Canon 5D Mark II and Canon 60D
Canon 16-35, Tokina 11-16
Shot in RAW format. Manual mode, Exposure was 30 seconds on most Milky Way shots, 15-30 seconds on Aurora. ISO 1600 - 6400 F2.8. 3 second intervals between exposures
Production Assistants - River Halverson and Kelly McIlhone
Opening title by Gus Winkelman // Winkelmedia LLC // Contact Guswinkelman@gmail for creative solutions
Available in 4K Digital Cinema
This video is a collaboration between Sheldon Neill and Colin Delehanty. All timelapses were shot on the Canon 5D Mark II with a variety of Canon L and Zeiss CP.2 Lenses.
Thanks to Dynamic Perception for their motion controlled dolly and continued support! Purchase gear used in this video here: dynamicperception.com/#oid=1004_1
Dynamic Perception Website: dynamicperception.com
This whole project has been an amazing experience. The two of us became friends through Vimeo and explored a shared interest in timelapsing Yosemite National Park over an extended period of time. We'd like to expand this idea to other locations and would appreciate any suggestions for a future project.

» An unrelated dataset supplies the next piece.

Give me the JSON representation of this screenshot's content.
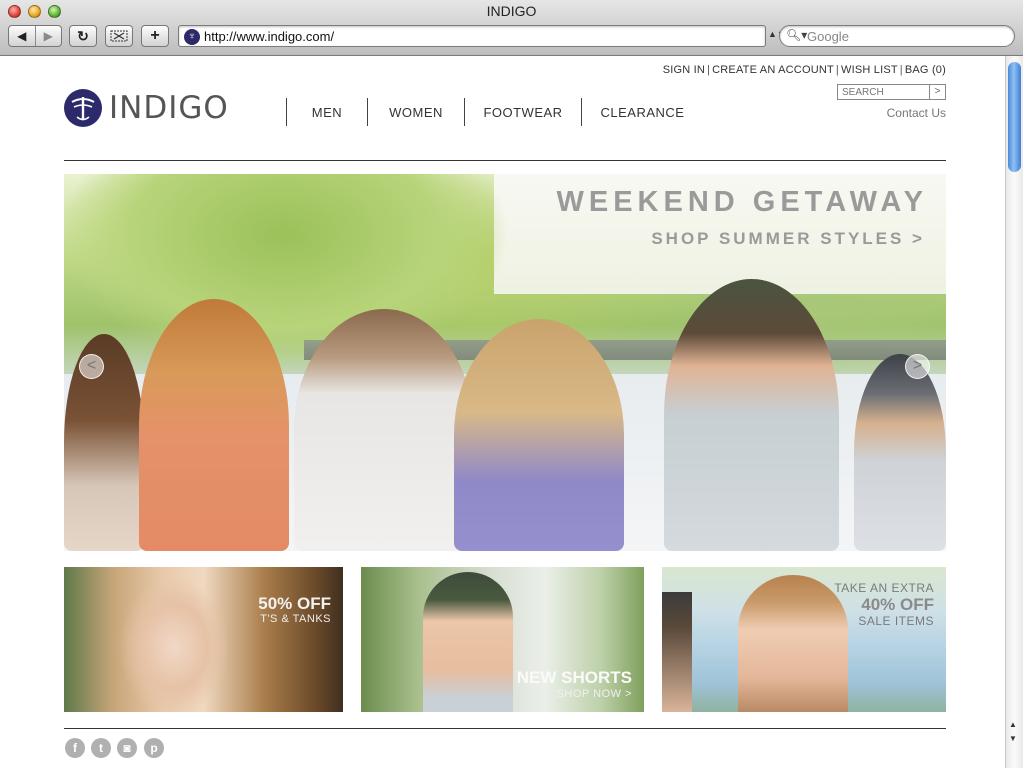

Project Yosemite was featured as a main story on Yosemite National Park's Spring Newsletter.: yosemitepark.com/timelapse-sprnews-2012.aspx
To view this in 2K, visit: youtu.be/OwFbjJasW3E
Be sure to change the quality settings to 'Original'.
Behind The Scenes: vimeo.com/35223326
By Dalton Runberg
Our hearts go out to the families of Markus Praxmarer who lost his life while climbing Half Dome on September 19th, 2011 and Ranger Ryan Hiller, who was crushed by a tree January 22nd 2012. They will be missed. (A photo of Ranger Ryan Hiller can be found to the right, above the statistics counter)